:: PROVIDED MATERIAL

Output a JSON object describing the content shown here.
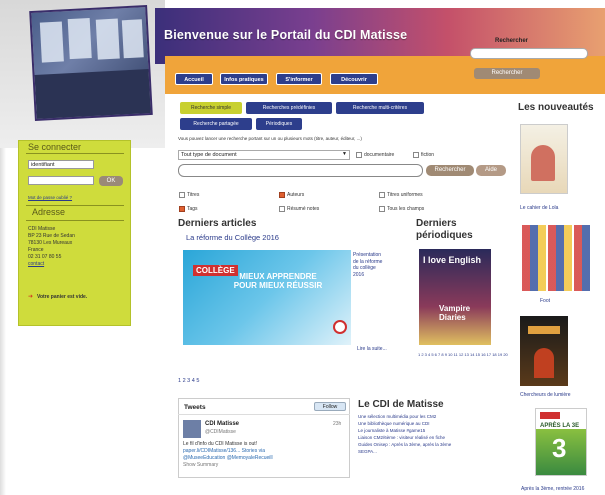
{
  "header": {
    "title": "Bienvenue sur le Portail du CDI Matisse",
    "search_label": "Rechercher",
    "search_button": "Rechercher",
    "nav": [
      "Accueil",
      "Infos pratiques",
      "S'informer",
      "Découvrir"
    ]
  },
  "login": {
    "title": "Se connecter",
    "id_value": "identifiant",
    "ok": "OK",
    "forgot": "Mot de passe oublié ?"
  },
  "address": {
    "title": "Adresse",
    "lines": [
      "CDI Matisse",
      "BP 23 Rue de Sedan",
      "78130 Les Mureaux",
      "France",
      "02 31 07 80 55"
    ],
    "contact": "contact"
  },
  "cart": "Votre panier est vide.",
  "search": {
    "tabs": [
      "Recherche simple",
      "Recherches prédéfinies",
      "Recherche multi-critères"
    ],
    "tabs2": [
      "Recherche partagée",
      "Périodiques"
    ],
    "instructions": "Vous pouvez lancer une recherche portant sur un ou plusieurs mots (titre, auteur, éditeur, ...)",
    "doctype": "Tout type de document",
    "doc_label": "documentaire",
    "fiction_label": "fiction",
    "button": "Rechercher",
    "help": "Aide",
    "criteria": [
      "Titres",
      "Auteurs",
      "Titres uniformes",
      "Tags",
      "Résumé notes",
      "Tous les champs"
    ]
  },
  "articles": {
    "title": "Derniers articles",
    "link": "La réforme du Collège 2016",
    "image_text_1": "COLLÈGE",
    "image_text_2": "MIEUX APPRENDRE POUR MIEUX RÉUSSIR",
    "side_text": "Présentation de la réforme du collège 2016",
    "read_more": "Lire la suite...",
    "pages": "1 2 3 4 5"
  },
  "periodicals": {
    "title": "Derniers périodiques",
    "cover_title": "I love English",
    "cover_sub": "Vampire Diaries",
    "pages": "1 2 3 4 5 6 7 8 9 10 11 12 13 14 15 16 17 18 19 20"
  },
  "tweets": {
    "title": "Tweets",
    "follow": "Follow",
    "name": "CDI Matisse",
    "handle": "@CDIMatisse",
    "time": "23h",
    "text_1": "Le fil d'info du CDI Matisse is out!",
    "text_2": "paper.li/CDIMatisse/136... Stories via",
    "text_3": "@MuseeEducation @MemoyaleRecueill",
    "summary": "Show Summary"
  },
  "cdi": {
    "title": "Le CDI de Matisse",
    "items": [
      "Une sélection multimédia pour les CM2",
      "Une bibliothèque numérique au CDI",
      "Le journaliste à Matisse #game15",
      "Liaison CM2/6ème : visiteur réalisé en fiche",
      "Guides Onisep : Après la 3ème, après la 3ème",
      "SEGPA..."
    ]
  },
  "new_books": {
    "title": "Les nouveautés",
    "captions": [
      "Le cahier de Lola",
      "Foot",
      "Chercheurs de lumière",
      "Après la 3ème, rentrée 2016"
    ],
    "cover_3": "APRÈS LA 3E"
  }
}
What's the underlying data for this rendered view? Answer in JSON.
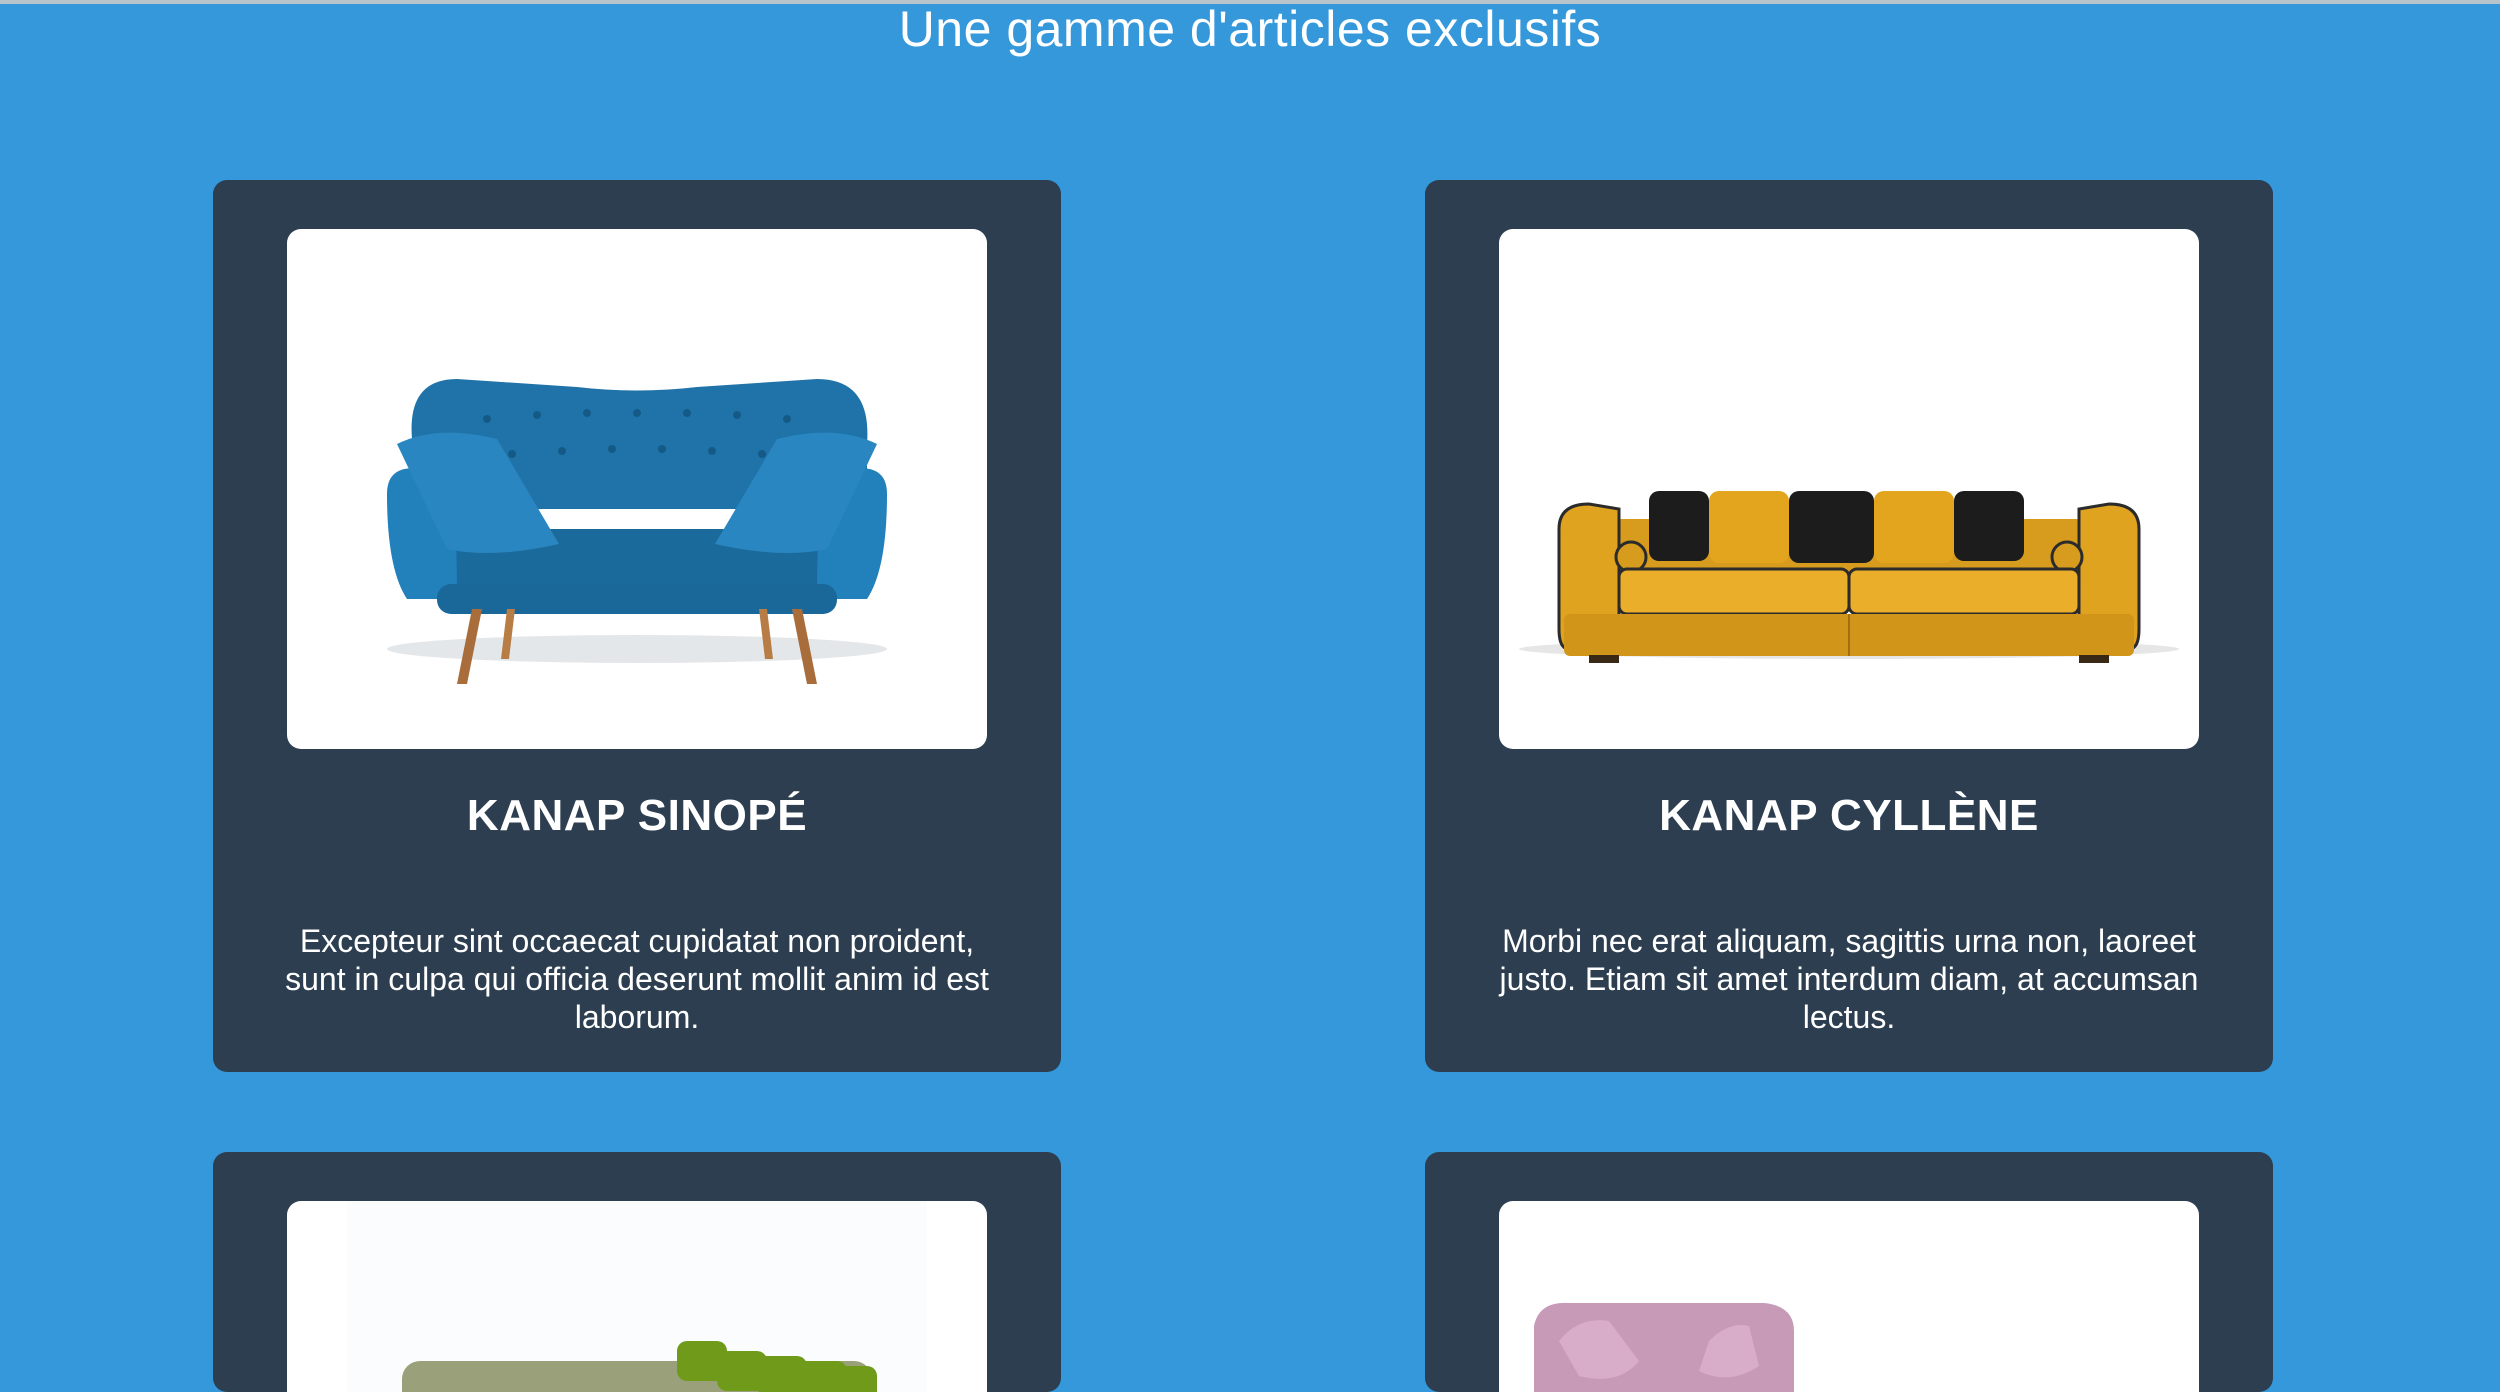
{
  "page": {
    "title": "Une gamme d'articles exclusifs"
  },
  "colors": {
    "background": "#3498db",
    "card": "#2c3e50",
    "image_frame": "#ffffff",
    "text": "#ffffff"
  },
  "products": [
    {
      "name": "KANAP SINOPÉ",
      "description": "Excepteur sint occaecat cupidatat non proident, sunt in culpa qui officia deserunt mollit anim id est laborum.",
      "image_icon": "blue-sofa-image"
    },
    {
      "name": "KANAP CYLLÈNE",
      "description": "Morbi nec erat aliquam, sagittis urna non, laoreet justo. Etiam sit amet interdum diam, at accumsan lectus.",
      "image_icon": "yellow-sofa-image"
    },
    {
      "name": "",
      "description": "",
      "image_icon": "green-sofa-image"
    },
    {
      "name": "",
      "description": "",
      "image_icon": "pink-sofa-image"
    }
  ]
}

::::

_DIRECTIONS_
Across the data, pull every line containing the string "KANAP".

_ANSWER_
      "name": "KANAP SINOPÉ",
      "name": "KANAP CYLLÈNE",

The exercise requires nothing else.